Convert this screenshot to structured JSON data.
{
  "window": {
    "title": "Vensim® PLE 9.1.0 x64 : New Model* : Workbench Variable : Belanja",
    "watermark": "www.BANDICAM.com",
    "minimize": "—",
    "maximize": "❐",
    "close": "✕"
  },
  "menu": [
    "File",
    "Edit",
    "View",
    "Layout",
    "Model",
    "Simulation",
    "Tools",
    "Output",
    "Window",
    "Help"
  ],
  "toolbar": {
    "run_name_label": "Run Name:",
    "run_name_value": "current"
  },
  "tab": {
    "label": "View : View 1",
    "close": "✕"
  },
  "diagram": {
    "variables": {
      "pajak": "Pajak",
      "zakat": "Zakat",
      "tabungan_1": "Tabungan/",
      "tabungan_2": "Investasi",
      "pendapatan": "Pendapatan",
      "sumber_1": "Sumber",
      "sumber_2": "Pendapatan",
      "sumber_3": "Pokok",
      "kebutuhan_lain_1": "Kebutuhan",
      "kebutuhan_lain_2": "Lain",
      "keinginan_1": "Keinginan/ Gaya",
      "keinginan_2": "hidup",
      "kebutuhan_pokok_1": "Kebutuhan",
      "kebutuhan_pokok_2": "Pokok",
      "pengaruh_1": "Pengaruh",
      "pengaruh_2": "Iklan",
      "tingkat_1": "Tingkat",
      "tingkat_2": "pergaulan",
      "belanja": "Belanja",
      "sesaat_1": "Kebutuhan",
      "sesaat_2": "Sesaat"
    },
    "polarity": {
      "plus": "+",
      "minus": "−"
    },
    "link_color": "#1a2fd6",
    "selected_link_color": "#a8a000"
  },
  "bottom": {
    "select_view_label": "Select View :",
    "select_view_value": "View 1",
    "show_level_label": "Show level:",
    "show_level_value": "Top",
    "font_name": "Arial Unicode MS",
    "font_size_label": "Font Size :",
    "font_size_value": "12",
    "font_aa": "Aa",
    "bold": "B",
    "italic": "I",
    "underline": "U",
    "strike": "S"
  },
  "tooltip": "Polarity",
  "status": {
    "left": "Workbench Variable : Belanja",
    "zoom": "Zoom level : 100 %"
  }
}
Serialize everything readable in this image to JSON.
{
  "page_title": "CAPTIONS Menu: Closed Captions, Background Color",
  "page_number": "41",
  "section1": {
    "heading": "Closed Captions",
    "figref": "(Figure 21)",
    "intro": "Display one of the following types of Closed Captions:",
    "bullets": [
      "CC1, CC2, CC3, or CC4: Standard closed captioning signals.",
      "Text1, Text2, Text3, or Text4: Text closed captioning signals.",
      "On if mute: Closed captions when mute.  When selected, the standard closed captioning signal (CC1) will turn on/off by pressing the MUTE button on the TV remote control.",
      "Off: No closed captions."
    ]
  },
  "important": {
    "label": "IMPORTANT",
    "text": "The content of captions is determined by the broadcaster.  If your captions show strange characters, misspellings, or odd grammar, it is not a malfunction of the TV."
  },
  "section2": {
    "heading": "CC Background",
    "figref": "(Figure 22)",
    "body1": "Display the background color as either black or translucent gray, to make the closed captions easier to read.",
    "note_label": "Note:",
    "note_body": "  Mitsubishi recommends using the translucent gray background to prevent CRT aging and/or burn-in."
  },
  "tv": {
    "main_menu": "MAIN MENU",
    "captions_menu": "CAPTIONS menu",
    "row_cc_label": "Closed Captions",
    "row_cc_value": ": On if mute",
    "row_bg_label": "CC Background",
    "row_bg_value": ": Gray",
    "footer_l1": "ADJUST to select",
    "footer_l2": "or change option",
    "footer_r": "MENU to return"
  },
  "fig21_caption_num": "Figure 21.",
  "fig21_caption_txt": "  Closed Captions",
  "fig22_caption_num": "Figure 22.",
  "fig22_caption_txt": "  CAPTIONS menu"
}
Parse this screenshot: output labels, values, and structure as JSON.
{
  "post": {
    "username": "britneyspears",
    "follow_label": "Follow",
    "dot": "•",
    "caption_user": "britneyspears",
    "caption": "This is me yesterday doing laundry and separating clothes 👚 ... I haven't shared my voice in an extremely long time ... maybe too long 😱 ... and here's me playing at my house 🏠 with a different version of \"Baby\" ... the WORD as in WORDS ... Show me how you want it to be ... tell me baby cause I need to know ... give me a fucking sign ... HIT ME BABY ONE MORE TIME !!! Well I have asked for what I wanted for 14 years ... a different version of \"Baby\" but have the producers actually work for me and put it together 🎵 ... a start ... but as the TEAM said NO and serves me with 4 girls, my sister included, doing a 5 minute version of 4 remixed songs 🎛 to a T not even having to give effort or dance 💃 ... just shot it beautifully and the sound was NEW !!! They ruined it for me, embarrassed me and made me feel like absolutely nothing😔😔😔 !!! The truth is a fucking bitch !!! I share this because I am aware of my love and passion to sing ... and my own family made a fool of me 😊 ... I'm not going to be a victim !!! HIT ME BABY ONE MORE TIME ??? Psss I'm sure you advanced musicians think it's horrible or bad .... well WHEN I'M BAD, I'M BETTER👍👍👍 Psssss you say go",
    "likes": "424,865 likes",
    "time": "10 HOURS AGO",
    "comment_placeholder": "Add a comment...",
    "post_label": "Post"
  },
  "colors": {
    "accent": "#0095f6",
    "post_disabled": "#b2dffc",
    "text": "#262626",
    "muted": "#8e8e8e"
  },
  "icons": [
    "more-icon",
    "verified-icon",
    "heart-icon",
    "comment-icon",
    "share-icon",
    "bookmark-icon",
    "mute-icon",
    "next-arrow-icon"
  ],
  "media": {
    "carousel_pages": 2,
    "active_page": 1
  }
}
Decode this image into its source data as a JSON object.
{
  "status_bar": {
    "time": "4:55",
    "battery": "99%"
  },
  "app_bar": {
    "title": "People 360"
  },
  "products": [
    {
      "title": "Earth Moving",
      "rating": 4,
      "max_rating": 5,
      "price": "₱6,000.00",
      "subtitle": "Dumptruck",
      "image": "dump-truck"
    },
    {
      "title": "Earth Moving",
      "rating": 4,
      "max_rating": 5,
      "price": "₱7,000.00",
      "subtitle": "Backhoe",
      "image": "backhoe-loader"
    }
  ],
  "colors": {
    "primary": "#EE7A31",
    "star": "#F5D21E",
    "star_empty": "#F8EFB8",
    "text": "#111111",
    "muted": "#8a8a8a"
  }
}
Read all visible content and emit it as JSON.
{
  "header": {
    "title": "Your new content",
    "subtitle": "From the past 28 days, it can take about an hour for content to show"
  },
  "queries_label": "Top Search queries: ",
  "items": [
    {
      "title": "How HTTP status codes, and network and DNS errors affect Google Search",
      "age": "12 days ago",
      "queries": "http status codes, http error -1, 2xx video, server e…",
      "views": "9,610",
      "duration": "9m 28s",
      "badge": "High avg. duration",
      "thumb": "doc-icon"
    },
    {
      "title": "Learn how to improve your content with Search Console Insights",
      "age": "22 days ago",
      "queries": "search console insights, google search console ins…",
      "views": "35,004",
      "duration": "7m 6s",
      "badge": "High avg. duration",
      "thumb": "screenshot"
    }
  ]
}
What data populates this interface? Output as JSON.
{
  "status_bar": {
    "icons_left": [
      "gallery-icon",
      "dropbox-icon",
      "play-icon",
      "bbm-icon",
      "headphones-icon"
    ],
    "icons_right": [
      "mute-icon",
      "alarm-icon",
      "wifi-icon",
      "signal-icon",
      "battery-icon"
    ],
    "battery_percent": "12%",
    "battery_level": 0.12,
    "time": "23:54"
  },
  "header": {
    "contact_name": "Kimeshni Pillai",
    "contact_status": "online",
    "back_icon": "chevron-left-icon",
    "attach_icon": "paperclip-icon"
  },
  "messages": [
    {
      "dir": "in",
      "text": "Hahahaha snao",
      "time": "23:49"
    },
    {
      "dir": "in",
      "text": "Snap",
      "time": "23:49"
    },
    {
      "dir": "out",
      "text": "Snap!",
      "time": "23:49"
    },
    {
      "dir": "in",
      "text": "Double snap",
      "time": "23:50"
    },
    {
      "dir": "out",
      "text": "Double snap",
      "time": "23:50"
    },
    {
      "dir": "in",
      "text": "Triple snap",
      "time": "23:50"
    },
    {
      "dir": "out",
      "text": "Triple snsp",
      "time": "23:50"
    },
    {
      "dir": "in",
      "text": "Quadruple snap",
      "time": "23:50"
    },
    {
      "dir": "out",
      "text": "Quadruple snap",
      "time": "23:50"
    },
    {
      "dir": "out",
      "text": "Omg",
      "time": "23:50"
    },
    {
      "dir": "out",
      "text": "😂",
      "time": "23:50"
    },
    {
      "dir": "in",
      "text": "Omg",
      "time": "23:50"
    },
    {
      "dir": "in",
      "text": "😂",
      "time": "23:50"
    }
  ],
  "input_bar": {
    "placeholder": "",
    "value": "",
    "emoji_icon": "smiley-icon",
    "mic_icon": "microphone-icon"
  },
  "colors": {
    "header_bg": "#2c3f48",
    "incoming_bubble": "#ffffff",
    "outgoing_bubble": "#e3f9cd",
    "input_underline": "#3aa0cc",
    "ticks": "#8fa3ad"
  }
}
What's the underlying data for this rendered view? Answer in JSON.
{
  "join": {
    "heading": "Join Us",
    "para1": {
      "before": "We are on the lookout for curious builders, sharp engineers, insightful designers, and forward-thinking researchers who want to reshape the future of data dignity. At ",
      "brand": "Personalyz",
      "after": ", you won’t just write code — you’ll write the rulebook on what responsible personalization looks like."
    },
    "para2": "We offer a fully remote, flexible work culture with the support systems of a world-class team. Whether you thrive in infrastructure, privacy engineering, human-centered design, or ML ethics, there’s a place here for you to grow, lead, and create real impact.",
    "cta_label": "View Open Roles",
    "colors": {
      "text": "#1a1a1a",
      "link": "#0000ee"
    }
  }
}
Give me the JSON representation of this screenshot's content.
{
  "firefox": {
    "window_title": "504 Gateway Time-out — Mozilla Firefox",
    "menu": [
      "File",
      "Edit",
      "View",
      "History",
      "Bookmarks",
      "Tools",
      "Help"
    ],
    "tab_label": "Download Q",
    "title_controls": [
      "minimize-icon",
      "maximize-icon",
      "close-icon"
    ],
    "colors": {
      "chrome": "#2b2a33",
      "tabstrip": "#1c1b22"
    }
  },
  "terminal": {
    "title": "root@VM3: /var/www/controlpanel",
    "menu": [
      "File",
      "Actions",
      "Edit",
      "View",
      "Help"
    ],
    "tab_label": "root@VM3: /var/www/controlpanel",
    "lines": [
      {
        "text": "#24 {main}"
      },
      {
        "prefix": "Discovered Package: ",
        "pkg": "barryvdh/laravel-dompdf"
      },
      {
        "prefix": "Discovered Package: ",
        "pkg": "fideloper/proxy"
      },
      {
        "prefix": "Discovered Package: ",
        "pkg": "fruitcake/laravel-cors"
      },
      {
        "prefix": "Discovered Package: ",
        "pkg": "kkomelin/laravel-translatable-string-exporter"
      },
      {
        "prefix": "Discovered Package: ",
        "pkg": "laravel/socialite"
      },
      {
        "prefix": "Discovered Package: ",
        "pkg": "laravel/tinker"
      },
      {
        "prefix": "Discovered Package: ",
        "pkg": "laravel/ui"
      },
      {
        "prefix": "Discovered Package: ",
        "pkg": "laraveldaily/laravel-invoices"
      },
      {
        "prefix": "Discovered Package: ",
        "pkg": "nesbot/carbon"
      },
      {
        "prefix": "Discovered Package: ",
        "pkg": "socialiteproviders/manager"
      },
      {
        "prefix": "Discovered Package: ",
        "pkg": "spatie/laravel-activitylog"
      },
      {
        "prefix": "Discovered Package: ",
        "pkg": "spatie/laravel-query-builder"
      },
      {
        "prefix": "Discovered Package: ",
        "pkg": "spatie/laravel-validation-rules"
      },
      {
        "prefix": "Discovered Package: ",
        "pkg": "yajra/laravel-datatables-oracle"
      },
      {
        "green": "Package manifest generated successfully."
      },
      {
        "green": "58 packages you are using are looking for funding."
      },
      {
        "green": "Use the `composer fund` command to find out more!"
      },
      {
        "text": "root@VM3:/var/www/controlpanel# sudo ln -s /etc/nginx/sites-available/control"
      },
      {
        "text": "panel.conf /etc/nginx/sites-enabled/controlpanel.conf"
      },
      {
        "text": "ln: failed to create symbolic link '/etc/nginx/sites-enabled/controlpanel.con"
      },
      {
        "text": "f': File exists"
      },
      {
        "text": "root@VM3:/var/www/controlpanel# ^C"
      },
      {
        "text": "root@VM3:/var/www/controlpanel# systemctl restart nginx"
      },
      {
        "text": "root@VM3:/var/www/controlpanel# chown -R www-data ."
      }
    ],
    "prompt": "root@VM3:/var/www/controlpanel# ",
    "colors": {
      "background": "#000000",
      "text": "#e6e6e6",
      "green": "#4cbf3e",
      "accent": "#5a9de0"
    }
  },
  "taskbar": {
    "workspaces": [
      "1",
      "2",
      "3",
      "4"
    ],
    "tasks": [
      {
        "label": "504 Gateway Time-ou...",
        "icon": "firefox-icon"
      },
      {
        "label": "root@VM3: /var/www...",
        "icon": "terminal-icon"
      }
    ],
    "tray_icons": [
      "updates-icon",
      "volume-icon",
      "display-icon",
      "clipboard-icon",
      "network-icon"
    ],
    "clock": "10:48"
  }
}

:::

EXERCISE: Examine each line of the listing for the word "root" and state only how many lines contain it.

SOLUTION TO THIS PROBLEM: 8